# Exercise
Would you restate all the data that follows, word for word?

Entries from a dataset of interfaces
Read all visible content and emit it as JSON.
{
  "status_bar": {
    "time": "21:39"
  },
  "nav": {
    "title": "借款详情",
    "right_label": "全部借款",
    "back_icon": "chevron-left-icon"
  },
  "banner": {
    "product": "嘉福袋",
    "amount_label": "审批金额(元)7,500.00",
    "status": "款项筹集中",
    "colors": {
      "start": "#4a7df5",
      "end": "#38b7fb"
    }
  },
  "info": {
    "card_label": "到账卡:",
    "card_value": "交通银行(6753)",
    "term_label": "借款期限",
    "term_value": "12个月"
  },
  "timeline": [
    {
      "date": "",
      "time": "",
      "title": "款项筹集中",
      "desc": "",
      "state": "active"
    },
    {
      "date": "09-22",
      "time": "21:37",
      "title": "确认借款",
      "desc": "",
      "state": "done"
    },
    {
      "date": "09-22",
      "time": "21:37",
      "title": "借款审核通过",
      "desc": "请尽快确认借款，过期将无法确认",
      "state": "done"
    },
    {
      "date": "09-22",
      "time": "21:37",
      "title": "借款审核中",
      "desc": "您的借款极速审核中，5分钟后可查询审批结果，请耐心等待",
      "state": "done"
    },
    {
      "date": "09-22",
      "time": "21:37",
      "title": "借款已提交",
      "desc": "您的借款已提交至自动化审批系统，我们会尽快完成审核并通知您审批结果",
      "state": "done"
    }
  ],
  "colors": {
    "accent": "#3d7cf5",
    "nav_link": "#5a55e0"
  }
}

# Final answer
Read all visible content and emit it as JSON.
{
  "status_bar": {
    "time": "21:39"
  },
  "nav": {
    "title": "借款详情",
    "right_label": "全部借款",
    "back_icon": "chevron-left-icon"
  },
  "banner": {
    "product": "嘉福袋",
    "amount_label": "审批金额(元)7,500.00",
    "status": "款项筹集中",
    "colors": {
      "start": "#4a7df5",
      "end": "#38b7fb"
    }
  },
  "info": {
    "card_label": "到账卡:",
    "card_value": "交通银行(6753)",
    "term_label": "借款期限",
    "term_value": "12个月"
  },
  "timeline": [
    {
      "date": "",
      "time": "",
      "title": "款项筹集中",
      "desc": "",
      "state": "active"
    },
    {
      "date": "09-22",
      "time": "21:37",
      "title": "确认借款",
      "desc": "",
      "state": "done"
    },
    {
      "date": "09-22",
      "time": "21:37",
      "title": "借款审核通过",
      "desc": "请尽快确认借款，过期将无法确认",
      "state": "done"
    },
    {
      "date": "09-22",
      "time": "21:37",
      "title": "借款审核中",
      "desc": "您的借款极速审核中，5分钟后可查询审批结果，请耐心等待",
      "state": "done"
    },
    {
      "date": "09-22",
      "time": "21:37",
      "title": "借款已提交",
      "desc": "您的借款已提交至自动化审批系统，我们会尽快完成审核并通知您审批结果",
      "state": "done"
    }
  ],
  "colors": {
    "accent": "#3d7cf5",
    "nav_link": "#5a55e0"
  }
}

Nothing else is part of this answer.